We met Sr. Patience one day while we were visiting our family in Womyomé. We were teaching the children of the family out in the courtyard the Plan of Salvation when she approached us and asked what it is that we do. I don't remember if she participated in our discussion before we introduced ourselves, but we've been meeting with her and the family ever since.
As for Madame Yeabli, we met her on the road in front of her house as we were on our way to a rendezvous. Turns out that one of the first houses to which we did tracking to when we first started working in this new secteur was the house of her daughter Sr. Faustine. Ever since we met Madame Yeabli, we've had three rendezvous at Sr. Faustine's house in the past three weeks.
By the way, working with members totally rocks!!! The language, the culture, the background, the support, and the testimony are what really makes this work move forward. Seriously though, without the help of members, we would be utterly wasted and exhausted by the lack of progress that members help bring. With the two ladies mentioned, we had a member with us named Sr. Eugenie when we fixed their baptismal dates and I'm convinced that it made all the difference.
On Sunday, we went to a stake meeting at a huge building called the Palais des Congrès. All the members in Lomé, which basically consisted of all the members in Togo were present along with many investigators who had been invited to come by ward members and missionaries. It was a fantastic experience because I got to see all the missionaries in Togo, one in particular whom I was very happy to see and whom I haven't seen in months was my trainer Elder Dioulo. For the first time, I could perfectly understand him. Sure would've been nice during my training.
The district and I were able to go to the grand market by the ocean. I didn't buy anything of explicit value, such as masks, paintings, hand-made bags, clothing materials, wood carvings, jewelry, and so forth; however, we did happen to find a store with American merchandise where I bought BBQ sauce, two snicker bars, 4 bags of ramen noodles, and hot chocolate. Oh, the simple things of home sure bring a smile to my face. Despite how nice these things are, I sure do appreciate cooking the things that I've learned to cook here (rice, chicken, pasta, spaghetti, inyams, sauce, etc). When I get back, I'll have to cook y'all up some African style meals and I promise you'll love it!

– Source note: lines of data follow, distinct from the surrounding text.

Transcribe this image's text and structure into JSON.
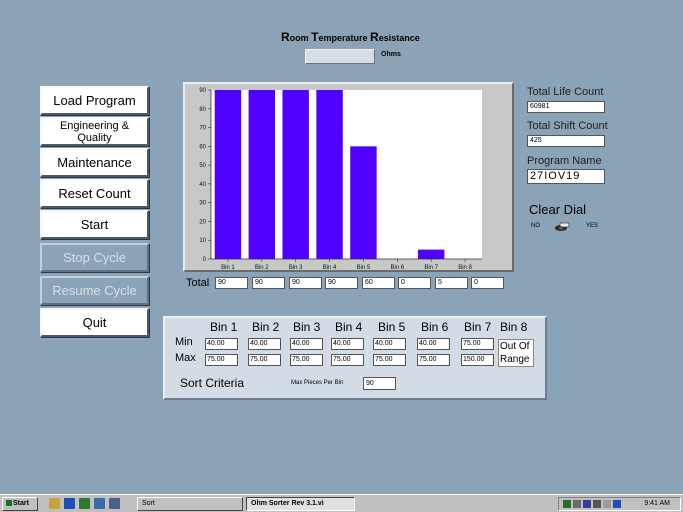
{
  "header": {
    "title_r": "R",
    "title_oom": "oom ",
    "title_t": "T",
    "title_emperature": "emperature ",
    "title_r2": "R",
    "title_esistance": "esistance",
    "unit": "Ohms"
  },
  "buttons": {
    "load_program": "Load Program",
    "engineering_quality": "Engineering & Quality",
    "maintenance": "Maintenance",
    "reset_count": "Reset Count",
    "start": "Start",
    "stop_cycle": "Stop Cycle",
    "resume_cycle": "Resume Cycle",
    "quit": "Quit"
  },
  "chart_data": {
    "type": "bar",
    "categories": [
      "Bin 1",
      "Bin 2",
      "Bin 3",
      "Bin 4",
      "Bin 5",
      "Bin 6",
      "Bin 7",
      "Bin 8"
    ],
    "values": [
      90,
      90,
      90,
      90,
      60,
      0,
      5,
      0
    ],
    "yticks": [
      0,
      10,
      20,
      30,
      40,
      50,
      60,
      70,
      80,
      90
    ],
    "ylim": [
      0,
      90
    ],
    "bar_color": "#5000ff",
    "grid": false
  },
  "totals": {
    "label": "Total",
    "values": [
      "90",
      "90",
      "90",
      "90",
      "60",
      "0",
      "5",
      "0"
    ]
  },
  "counts": {
    "lifetime_label": "Total Life Count",
    "lifetime_value": "60981",
    "shift_label": "Total Shift Count",
    "shift_value": "425",
    "program_label": "Program Name",
    "program_value": "27IOV19"
  },
  "clear_dial": {
    "label": "Clear Dial",
    "no": "NO",
    "yes": "YES"
  },
  "sort": {
    "bins": [
      "Bin 1",
      "Bin 2",
      "Bin 3",
      "Bin 4",
      "Bin 5",
      "Bin 6",
      "Bin 7",
      "Bin 8"
    ],
    "min_label": "Min",
    "max_label": "Max",
    "min_values": [
      "40.00",
      "40.00",
      "40.00",
      "40.00",
      "40.00",
      "40.00",
      "75.00"
    ],
    "max_values": [
      "75.00",
      "75.00",
      "75.00",
      "75.00",
      "75.00",
      "75.00",
      "150.00"
    ],
    "out_of_range_1": "Out Of",
    "out_of_range_2": "Range",
    "criteria_label": "Sort Criteria",
    "max_pieces_label": "Max Pieces Per Bin",
    "max_pieces_value": "90"
  },
  "taskbar": {
    "start": "Start",
    "task1": "Sort",
    "task2": "Ohm Sorter Rev 3.1.vi",
    "clock": "9:41 AM"
  }
}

I've learned a very important principal this week due to a single verse of scripture found in Alma 48:20 that talks about humility. Unless something is worth fighting for, let us do as the people here say and "laissez tomber" or "Let it fall" meaning Let it go and it has been promised by the Lord that there will be no wars nor quarrels among us. Let us not search to provoke one another by humbly looking inward rather than looking somewhere outward (Matthew 7:3-5). If it has no direct affect on us, even if it bugs us, don't point it out, don't even worry about it, let it go, accept a person for who he or she is, and simply worry about improving ourselves rather than fixing someone else and I promise we'll have peace, happiness, and joy.
Well family, I've gotta bounce! There's an activity being held at the church in a few minutes so the district and I are heading on over there. We're going to have a branch family night! Super excited and should be a lot of fun !
Je vous aime tous et que Dieu vous bénisse!